Desires aren’t sin till we consciously decide to indulge ourselves in their mental or physical manifestations. Desires don’t define us till we let them control us. Then they truly begin to define us.
But how do we control our desires?
We can replace our desires.
What was the difference between my mother and my younger self? Or rather, how had she overcome her intrinsic desire to be selfish? I think it’s because she had another stronger desire to fulfill. Her desire to get the best for herself had been replaced by her desire to give her family the best.
And I believe that is the solution to controlling our desires too. Instead of merely focusing on restraining or removing certain desires in our lives, we must seek to replace them with comparable and suitable praiseworthy desires.
The difficult thing is that our bad desires are so often those short-term desires that call urgently for instant gratification. And today’s culture is one where instant gratification rules. Everything is just a step or moment or two away, whether it’s pornography, quick flings facilitated by Tinder, delivered food, online shopping, or social media and entertainment. But the truth is, while desires that call for instant gratification may feel great to indulge in for a while, they don’t bring any permanent fulfillment, but rather emptiness.

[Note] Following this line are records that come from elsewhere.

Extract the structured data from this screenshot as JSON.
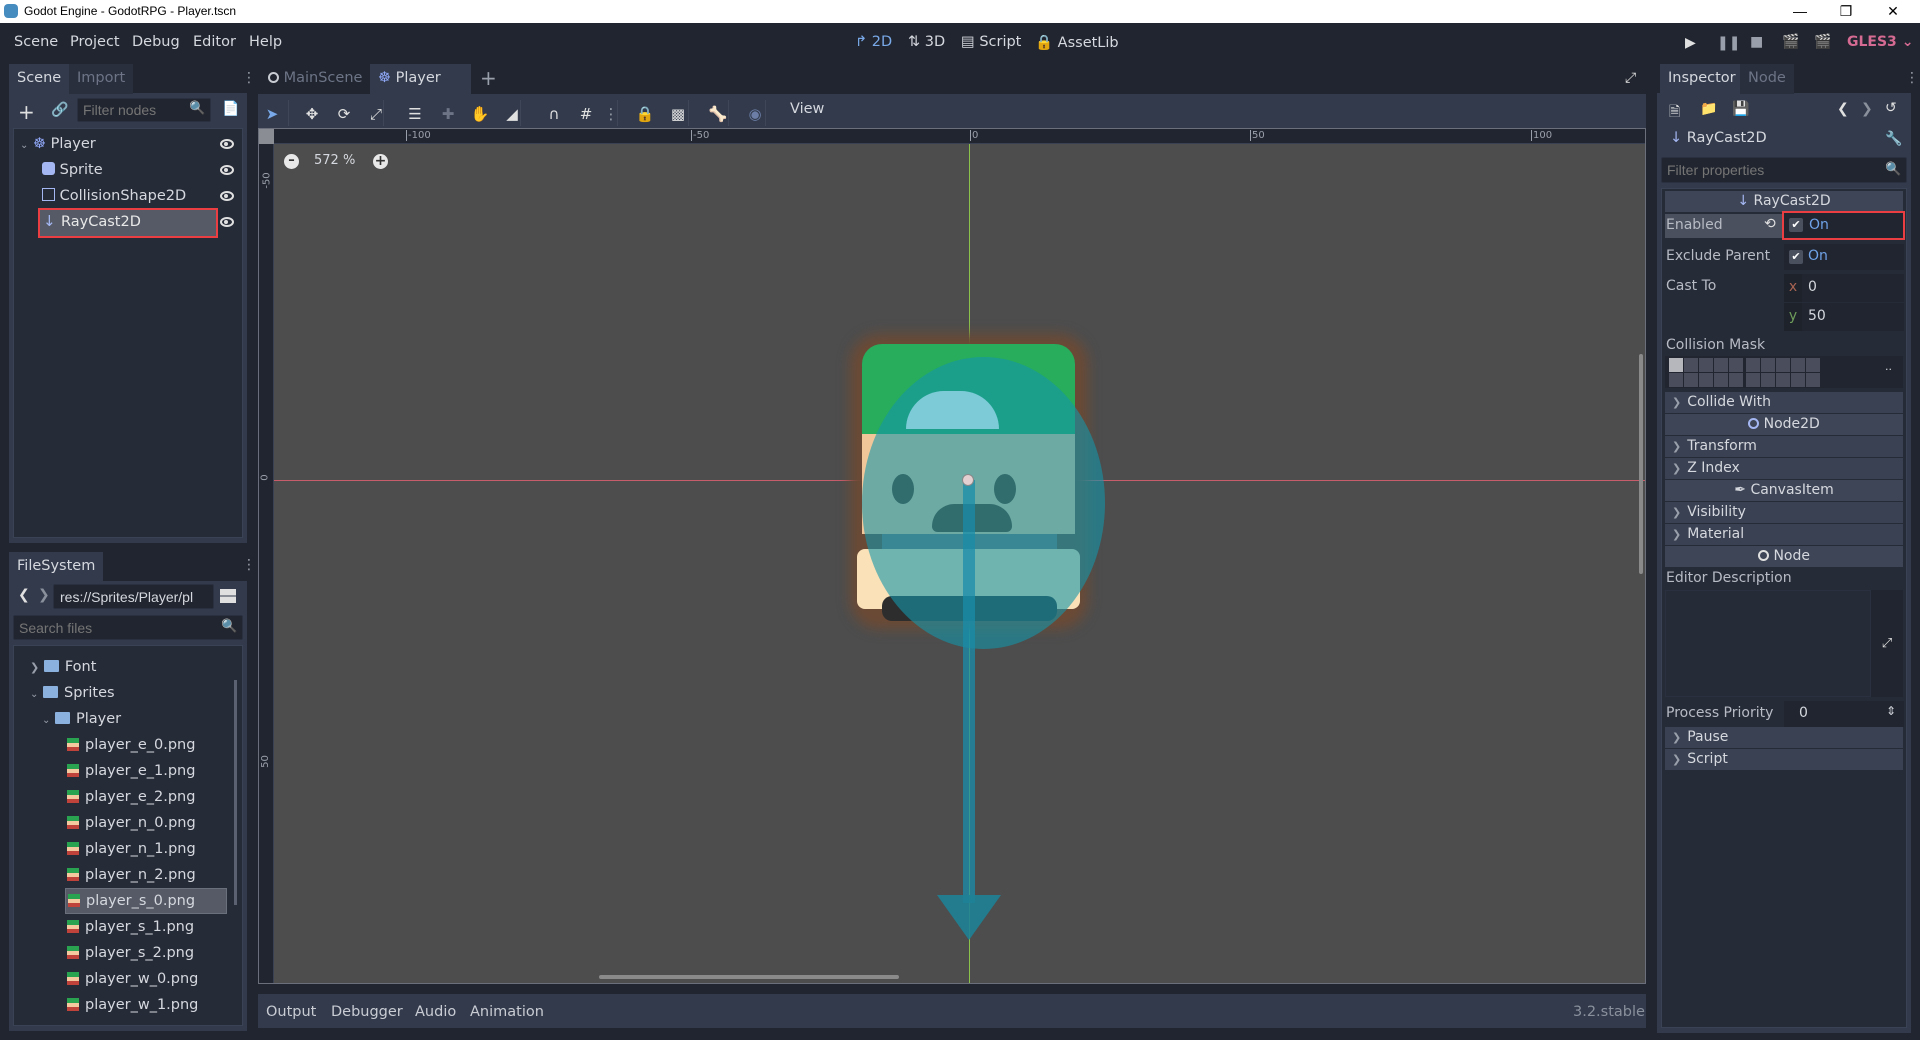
{
  "window": {
    "title": "Godot Engine - GodotRPG - Player.tscn",
    "minimize_icon": "minimize-icon",
    "maximize_icon": "restore-icon",
    "close_icon": "close-icon"
  },
  "menu": {
    "items": [
      "Scene",
      "Project",
      "Debug",
      "Editor",
      "Help"
    ]
  },
  "workspaces": {
    "items": [
      {
        "label": "2D",
        "icon": "2d-icon",
        "active": true
      },
      {
        "label": "3D",
        "icon": "3d-icon"
      },
      {
        "label": "Script",
        "icon": "script-icon"
      },
      {
        "label": "AssetLib",
        "icon": "assetlib-icon"
      }
    ]
  },
  "run_controls": {
    "renderer": "GLES3",
    "accent": "#d56a92"
  },
  "scene_dock": {
    "tabs": [
      "Scene",
      "Import"
    ],
    "filter_placeholder": "Filter nodes",
    "nodes": [
      {
        "name": "Player",
        "icon": "kinematic-body-icon",
        "visible": true
      },
      {
        "name": "Sprite",
        "icon": "sprite-icon",
        "visible": true
      },
      {
        "name": "CollisionShape2D",
        "icon": "collision-shape-icon",
        "visible": true
      },
      {
        "name": "RayCast2D",
        "icon": "raycast-icon",
        "visible": true,
        "selected": true
      }
    ]
  },
  "filesystem": {
    "tab": "FileSystem",
    "path": "res://Sprites/Player/pl",
    "search_placeholder": "Search files",
    "items": [
      {
        "name": "Font",
        "type": "folder",
        "collapsed": true
      },
      {
        "name": "Sprites",
        "type": "folder"
      },
      {
        "name": "Player",
        "type": "folder"
      },
      {
        "name": "player_e_0.png",
        "type": "file"
      },
      {
        "name": "player_e_1.png",
        "type": "file"
      },
      {
        "name": "player_e_2.png",
        "type": "file"
      },
      {
        "name": "player_n_0.png",
        "type": "file"
      },
      {
        "name": "player_n_1.png",
        "type": "file"
      },
      {
        "name": "player_n_2.png",
        "type": "file"
      },
      {
        "name": "player_s_0.png",
        "type": "file",
        "selected": true
      },
      {
        "name": "player_s_1.png",
        "type": "file"
      },
      {
        "name": "player_s_2.png",
        "type": "file"
      },
      {
        "name": "player_w_0.png",
        "type": "file"
      },
      {
        "name": "player_w_1.png",
        "type": "file"
      }
    ]
  },
  "editor_tabs": {
    "items": [
      {
        "label": "MainScene",
        "icon": "node-icon"
      },
      {
        "label": "Player",
        "icon": "kinematic-body-icon",
        "active": true
      }
    ]
  },
  "viewport": {
    "toolbar": {
      "view_label": "View"
    },
    "zoom": "572 %",
    "ruler_h": [
      "-100",
      "-50",
      "0",
      "50",
      "100"
    ],
    "ruler_v": [
      "-50",
      "0",
      "50"
    ]
  },
  "bottom_panel": {
    "tabs": [
      "Output",
      "Debugger",
      "Audio",
      "Animation"
    ],
    "version": "3.2.stable"
  },
  "inspector": {
    "tabs": [
      "Inspector",
      "Node"
    ],
    "node_name": "RayCast2D",
    "filter_placeholder": "Filter properties",
    "class_header": "RayCast2D",
    "properties": {
      "enabled": {
        "label": "Enabled",
        "value": "On",
        "checked": true
      },
      "exclude_parent": {
        "label": "Exclude Parent",
        "value": "On",
        "checked": true
      },
      "cast_to": {
        "label": "Cast To",
        "x": "0",
        "y": "50"
      },
      "collision_mask": {
        "label": "Collision Mask",
        "layers_on": [
          1
        ]
      },
      "collide_with": "Collide With"
    },
    "sections": {
      "node2d": "Node2D",
      "transform": "Transform",
      "z_index": "Z Index",
      "canvas_item": "CanvasItem",
      "visibility": "Visibility",
      "material": "Material",
      "node": "Node",
      "pause": "Pause",
      "script": "Script"
    },
    "editor_description": {
      "label": "Editor Description",
      "value": ""
    },
    "process_priority": {
      "label": "Process Priority",
      "value": "0"
    }
  }
}
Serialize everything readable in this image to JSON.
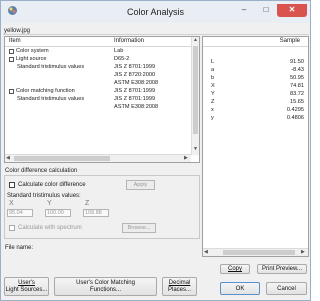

As Christians, we’re not just called to put away these detrimental, short-term gratifying desires, we’re called to redirect them by taking the steps to fulfill instead the excellent desires that usually require time to realize. And as I’ve learned myself, these long-term desires are usually the ones which will bring long-term satisfaction.
We can embrace the struggle.
Redirecting or replacing our desires is difficult, but important. Suppose there were plenty of choice delicacies to go around during our family mealtimes. Would I still have sinned by knowingly and selfishly prioritizing my wants over that of my family’s? It might not seem so, if there was abundance for everyone to get what they wanted. But what of my heart?
I would not have had the chance to confront the selfishness that ruled in me, or perhaps even realize that it was there. I would never have learned selflessness from my mother. And so I thank God for giving chickens only two legs, and not four.
Likewise, if you’re facing a struggle with certain desires in your life now, thank God for it. The struggle itself is an important and necessary part of our growth, because it’s a natural part of our existence and essential for our sanctification and journey to maturity.
Finally, there is one desire, however, that should control us. And this is the desire to glorify God and enjoy Him. Though glorifying and enjoying God may seem vague to some, in practice, it boils down to a practical and intentional day-to-day affair. In the daily choices we make, we can continually fulfill this desire and find joy in having done so.
Ultimately, when we wholeheartedly seek to constantly fulfill this desire, other desires begin to fall in place and we can find resolution and satisfaction in many areas of our life.